** What is required **
Copy out every line of the records in which "photo" can be found.

** Dataset records **
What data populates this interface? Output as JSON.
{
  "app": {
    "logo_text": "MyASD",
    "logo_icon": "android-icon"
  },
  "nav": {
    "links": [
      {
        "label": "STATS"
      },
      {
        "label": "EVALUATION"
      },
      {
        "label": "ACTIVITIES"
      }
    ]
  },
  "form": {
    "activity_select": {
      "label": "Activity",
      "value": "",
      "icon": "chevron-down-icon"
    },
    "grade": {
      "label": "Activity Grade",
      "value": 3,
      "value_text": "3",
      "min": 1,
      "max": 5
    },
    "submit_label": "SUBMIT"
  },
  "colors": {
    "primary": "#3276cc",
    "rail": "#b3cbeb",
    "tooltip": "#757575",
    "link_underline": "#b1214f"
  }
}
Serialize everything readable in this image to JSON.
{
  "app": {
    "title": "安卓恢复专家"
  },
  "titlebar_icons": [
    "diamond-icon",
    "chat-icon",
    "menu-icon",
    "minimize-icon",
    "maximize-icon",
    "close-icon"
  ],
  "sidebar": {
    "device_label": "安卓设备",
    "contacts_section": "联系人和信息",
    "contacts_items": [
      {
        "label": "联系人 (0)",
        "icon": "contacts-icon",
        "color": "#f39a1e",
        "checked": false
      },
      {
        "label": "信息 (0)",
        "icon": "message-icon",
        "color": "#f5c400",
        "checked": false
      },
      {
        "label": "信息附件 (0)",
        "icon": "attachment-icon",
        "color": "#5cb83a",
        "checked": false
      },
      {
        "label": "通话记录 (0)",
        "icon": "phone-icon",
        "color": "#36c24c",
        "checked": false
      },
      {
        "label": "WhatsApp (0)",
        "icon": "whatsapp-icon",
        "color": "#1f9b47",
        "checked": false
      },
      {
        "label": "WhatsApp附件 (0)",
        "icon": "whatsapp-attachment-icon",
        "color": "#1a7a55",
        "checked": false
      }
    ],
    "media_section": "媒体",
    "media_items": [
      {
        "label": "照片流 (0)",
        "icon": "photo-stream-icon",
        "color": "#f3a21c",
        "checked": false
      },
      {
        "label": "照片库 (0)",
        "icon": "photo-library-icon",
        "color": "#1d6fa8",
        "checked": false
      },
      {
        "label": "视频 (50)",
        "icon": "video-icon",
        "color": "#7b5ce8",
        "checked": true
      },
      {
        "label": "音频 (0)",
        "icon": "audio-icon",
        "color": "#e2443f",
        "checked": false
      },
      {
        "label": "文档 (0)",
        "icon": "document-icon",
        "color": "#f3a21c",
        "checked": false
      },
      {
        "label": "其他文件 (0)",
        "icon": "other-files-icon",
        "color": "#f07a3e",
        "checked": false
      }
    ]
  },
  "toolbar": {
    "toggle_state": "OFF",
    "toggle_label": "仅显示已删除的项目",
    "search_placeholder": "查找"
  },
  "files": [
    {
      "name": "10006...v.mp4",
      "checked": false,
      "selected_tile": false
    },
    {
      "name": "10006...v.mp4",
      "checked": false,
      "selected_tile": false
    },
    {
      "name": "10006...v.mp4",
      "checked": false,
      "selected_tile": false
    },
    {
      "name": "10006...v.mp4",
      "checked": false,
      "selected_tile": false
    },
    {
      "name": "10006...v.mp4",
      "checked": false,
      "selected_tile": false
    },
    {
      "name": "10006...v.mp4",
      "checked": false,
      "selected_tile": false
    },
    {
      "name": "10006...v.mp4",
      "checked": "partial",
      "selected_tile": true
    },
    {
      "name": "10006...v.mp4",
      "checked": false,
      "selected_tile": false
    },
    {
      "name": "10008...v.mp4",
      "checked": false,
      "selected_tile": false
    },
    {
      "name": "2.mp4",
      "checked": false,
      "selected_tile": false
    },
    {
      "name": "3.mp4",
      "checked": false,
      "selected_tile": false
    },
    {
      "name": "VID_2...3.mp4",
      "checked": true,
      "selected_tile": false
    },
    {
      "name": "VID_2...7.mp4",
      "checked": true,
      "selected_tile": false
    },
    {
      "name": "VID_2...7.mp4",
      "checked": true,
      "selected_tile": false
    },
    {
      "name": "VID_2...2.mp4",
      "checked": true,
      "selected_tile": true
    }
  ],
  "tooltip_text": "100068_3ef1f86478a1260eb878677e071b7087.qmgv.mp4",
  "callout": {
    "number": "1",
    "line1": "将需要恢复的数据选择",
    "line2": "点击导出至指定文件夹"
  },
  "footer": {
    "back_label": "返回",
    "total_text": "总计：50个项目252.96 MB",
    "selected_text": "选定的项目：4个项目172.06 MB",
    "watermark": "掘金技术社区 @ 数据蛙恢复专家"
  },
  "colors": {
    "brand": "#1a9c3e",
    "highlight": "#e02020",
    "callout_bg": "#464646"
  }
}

** Output **
        "icon": "photo-stream-icon",
        "icon": "photo-library-icon",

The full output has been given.